Content starts
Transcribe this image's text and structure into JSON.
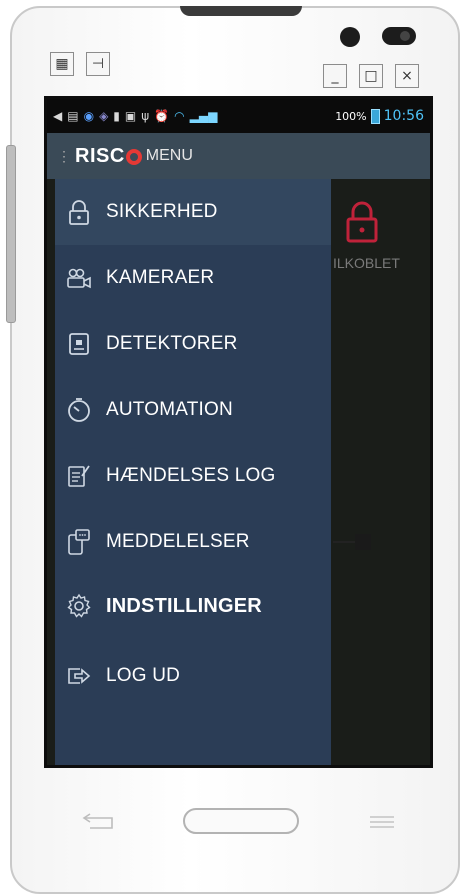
{
  "window": {
    "controls": {
      "minimize": "_",
      "maximize": "□",
      "close": "×"
    },
    "top_left_buttons": [
      "grid-icon",
      "plug-icon"
    ]
  },
  "statusbar": {
    "battery_percent": "100%",
    "time": "10:56",
    "icons": [
      "back-arrow-icon",
      "notes-icon",
      "counter-icon",
      "app-icon",
      "sd-icon",
      "screen-icon",
      "usb-icon",
      "alarm-icon",
      "wifi-icon",
      "signal-icon",
      "battery-icon"
    ]
  },
  "appbar": {
    "logo": "RISC",
    "title": "MENU"
  },
  "background": {
    "status_text": "ILKOBLET",
    "lock_color": "#c0223a"
  },
  "drawer": {
    "items": [
      {
        "label": "SIKKERHED",
        "icon": "lock-icon"
      },
      {
        "label": "KAMERAER",
        "icon": "camera-icon"
      },
      {
        "label": "DETEKTORER",
        "icon": "detector-icon"
      },
      {
        "label": "AUTOMATION",
        "icon": "timer-icon"
      },
      {
        "label": "HÆNDELSES LOG",
        "icon": "event-log-icon"
      },
      {
        "label": "MEDDELELSER",
        "icon": "messages-icon"
      },
      {
        "label": "INDSTILLINGER",
        "icon": "gear-icon"
      },
      {
        "label": "LOG UD",
        "icon": "logout-icon"
      }
    ]
  },
  "colors": {
    "drawer_bg": "#2b3d56",
    "appbar_bg": "#3a4a57",
    "logo_accent": "#e53935",
    "clock": "#4fc3f7"
  }
}
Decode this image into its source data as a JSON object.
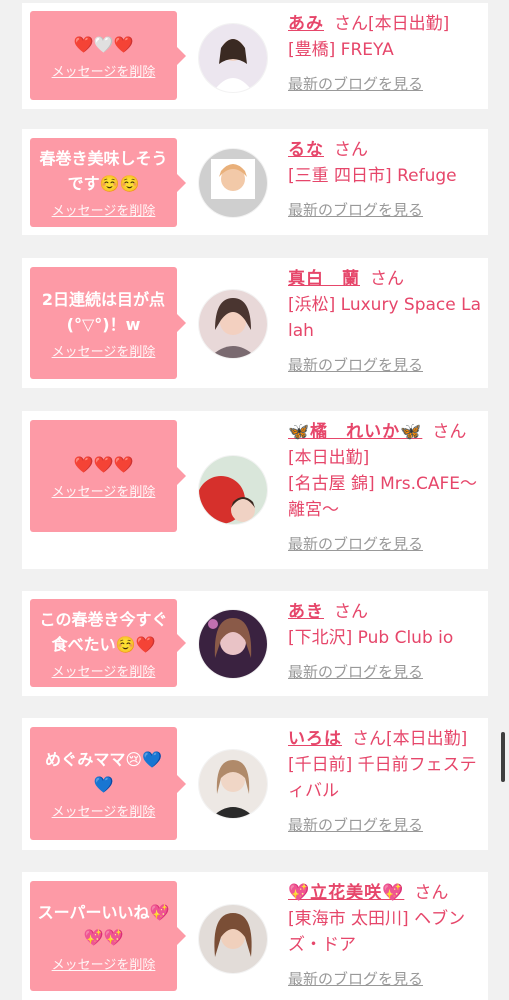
{
  "colors": {
    "bubble": "#fd9aa6",
    "name_text": "#e6466a",
    "blog_link": "#999999",
    "background": "#f1f1f1"
  },
  "cards": [
    {
      "message": "❤️🤍❤️",
      "delete_label": "メッセージを削除",
      "name": "あみ",
      "san": "さん",
      "status_inline": "[本日出勤]",
      "detail_lines": [
        "[豊橋] FREYA"
      ],
      "blog_label": "最新のブログを見る"
    },
    {
      "message": "春巻き美味しそうです☺️☺️",
      "delete_label": "メッセージを削除",
      "name": "るな",
      "san": "さん",
      "status_inline": "",
      "detail_lines": [
        "[三重 四日市] Refuge"
      ],
      "blog_label": "最新のブログを見る"
    },
    {
      "message": "2日連続は目が点(°▽°)！w",
      "delete_label": "メッセージを削除",
      "name": "真白　蘭",
      "san": "さん",
      "status_inline": "",
      "detail_lines": [
        "[浜松] Luxury Space Lalah"
      ],
      "blog_label": "最新のブログを見る"
    },
    {
      "message": "❤️❤️❤️",
      "delete_label": "メッセージを削除",
      "name": "🦋橘　れいか🦋",
      "san": "さん",
      "status_inline": "",
      "detail_lines": [
        "[本日出勤]",
        "[名古屋 錦] Mrs.CAFE～離宮～"
      ],
      "blog_label": "最新のブログを見る"
    },
    {
      "message": "この春巻き今すぐ食べたい☺️❤️",
      "delete_label": "メッセージを削除",
      "name": "あき",
      "san": "さん",
      "status_inline": "",
      "detail_lines": [
        "[下北沢] Pub Club io"
      ],
      "blog_label": "最新のブログを見る"
    },
    {
      "message": "めぐみママ😢💙💙",
      "delete_label": "メッセージを削除",
      "name": "いろは",
      "san": "さん",
      "status_inline": "[本日出勤]",
      "detail_lines": [
        "[千日前] 千日前フェスティバル"
      ],
      "blog_label": "最新のブログを見る"
    },
    {
      "message": "スーパーいいね💖💖💖",
      "delete_label": "メッセージを削除",
      "name": "💖立花美咲💖",
      "san": "さん",
      "status_inline": "",
      "detail_lines": [
        "[東海市 太田川] ヘブンズ・ドア"
      ],
      "blog_label": "最新のブログを見る"
    }
  ]
}
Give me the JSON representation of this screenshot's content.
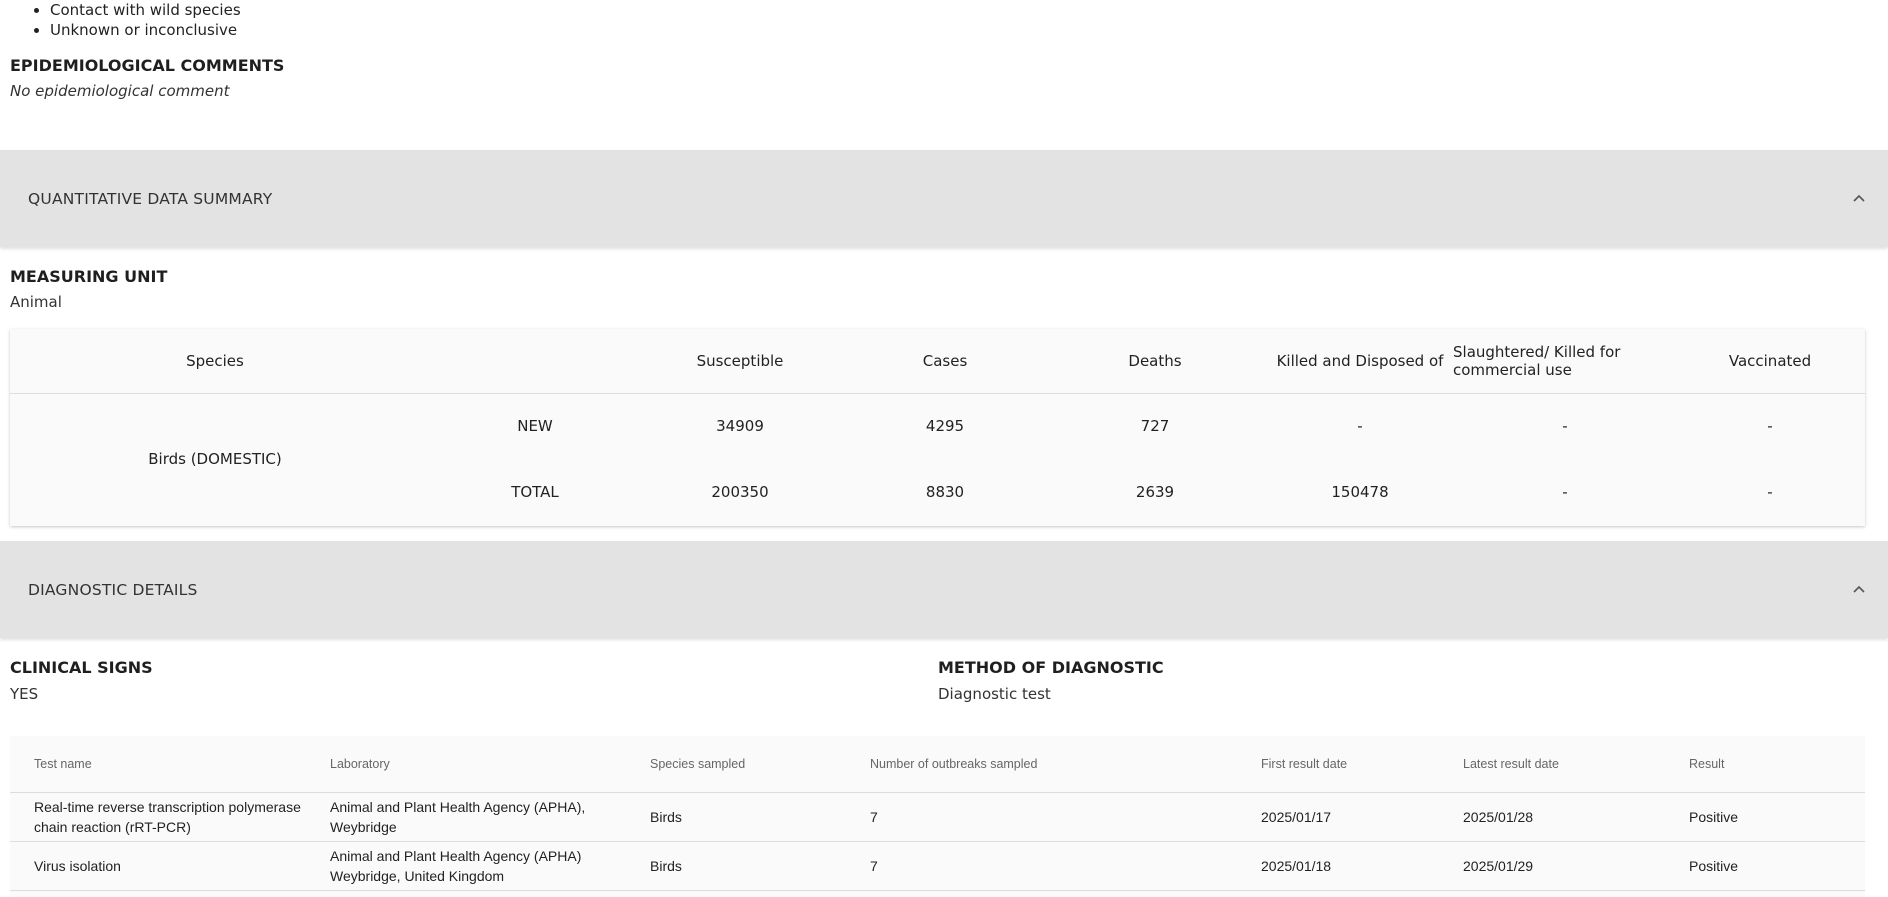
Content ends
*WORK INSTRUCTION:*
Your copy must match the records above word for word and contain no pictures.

*EXERCISE ANSWER:*
Transcribe this image's text and structure into JSON.
{
  "window": {
    "controls": {
      "minimize": "_",
      "maximize": "□",
      "close": "×"
    },
    "top_left_buttons": [
      "grid-icon",
      "plug-icon"
    ]
  },
  "statusbar": {
    "battery_percent": "100%",
    "time": "10:56",
    "icons": [
      "back-arrow-icon",
      "notes-icon",
      "counter-icon",
      "app-icon",
      "sd-icon",
      "screen-icon",
      "usb-icon",
      "alarm-icon",
      "wifi-icon",
      "signal-icon",
      "battery-icon"
    ]
  },
  "appbar": {
    "logo": "RISC",
    "title": "MENU"
  },
  "background": {
    "status_text": "ILKOBLET",
    "lock_color": "#c0223a"
  },
  "drawer": {
    "items": [
      {
        "label": "SIKKERHED",
        "icon": "lock-icon"
      },
      {
        "label": "KAMERAER",
        "icon": "camera-icon"
      },
      {
        "label": "DETEKTORER",
        "icon": "detector-icon"
      },
      {
        "label": "AUTOMATION",
        "icon": "timer-icon"
      },
      {
        "label": "HÆNDELSES LOG",
        "icon": "event-log-icon"
      },
      {
        "label": "MEDDELELSER",
        "icon": "messages-icon"
      },
      {
        "label": "INDSTILLINGER",
        "icon": "gear-icon"
      },
      {
        "label": "LOG UD",
        "icon": "logout-icon"
      }
    ]
  },
  "colors": {
    "drawer_bg": "#2b3d56",
    "appbar_bg": "#3a4a57",
    "logo_accent": "#e53935",
    "clock": "#4fc3f7"
  }
}
Decode this image into its source data as a JSON object.
{
  "colors": {
    "bubble": "#fd9aa6",
    "name_text": "#e6466a",
    "blog_link": "#999999",
    "background": "#f1f1f1"
  },
  "cards": [
    {
      "message": "❤️🤍❤️",
      "delete_label": "メッセージを削除",
      "name": "あみ",
      "san": "さん",
      "status_inline": "[本日出勤]",
      "detail_lines": [
        "[豊橋] FREYA"
      ],
      "blog_label": "最新のブログを見る"
    },
    {
      "message": "春巻き美味しそうです☺️☺️",
      "delete_label": "メッセージを削除",
      "name": "るな",
      "san": "さん",
      "status_inline": "",
      "detail_lines": [
        "[三重 四日市] Refuge"
      ],
      "blog_label": "最新のブログを見る"
    },
    {
      "message": "2日連続は目が点(°▽°)！w",
      "delete_label": "メッセージを削除",
      "name": "真白　蘭",
      "san": "さん",
      "status_inline": "",
      "detail_lines": [
        "[浜松] Luxury Space Lalah"
      ],
      "blog_label": "最新のブログを見る"
    },
    {
      "message": "❤️❤️❤️",
      "delete_label": "メッセージを削除",
      "name": "🦋橘　れいか🦋",
      "san": "さん",
      "status_inline": "",
      "detail_lines": [
        "[本日出勤]",
        "[名古屋 錦] Mrs.CAFE～離宮～"
      ],
      "blog_label": "最新のブログを見る"
    },
    {
      "message": "この春巻き今すぐ食べたい☺️❤️",
      "delete_label": "メッセージを削除",
      "name": "あき",
      "san": "さん",
      "status_inline": "",
      "detail_lines": [
        "[下北沢] Pub Club io"
      ],
      "blog_label": "最新のブログを見る"
    },
    {
      "message": "めぐみママ😢💙💙",
      "delete_label": "メッセージを削除",
      "name": "いろは",
      "san": "さん",
      "status_inline": "[本日出勤]",
      "detail_lines": [
        "[千日前] 千日前フェスティバル"
      ],
      "blog_label": "最新のブログを見る"
    },
    {
      "message": "スーパーいいね💖💖💖",
      "delete_label": "メッセージを削除",
      "name": "💖立花美咲💖",
      "san": "さん",
      "status_inline": "",
      "detail_lines": [
        "[東海市 太田川] ヘブンズ・ドア"
      ],
      "blog_label": "最新のブログを見る"
    }
  ]
}
Give me the JSON representation of this screenshot's content.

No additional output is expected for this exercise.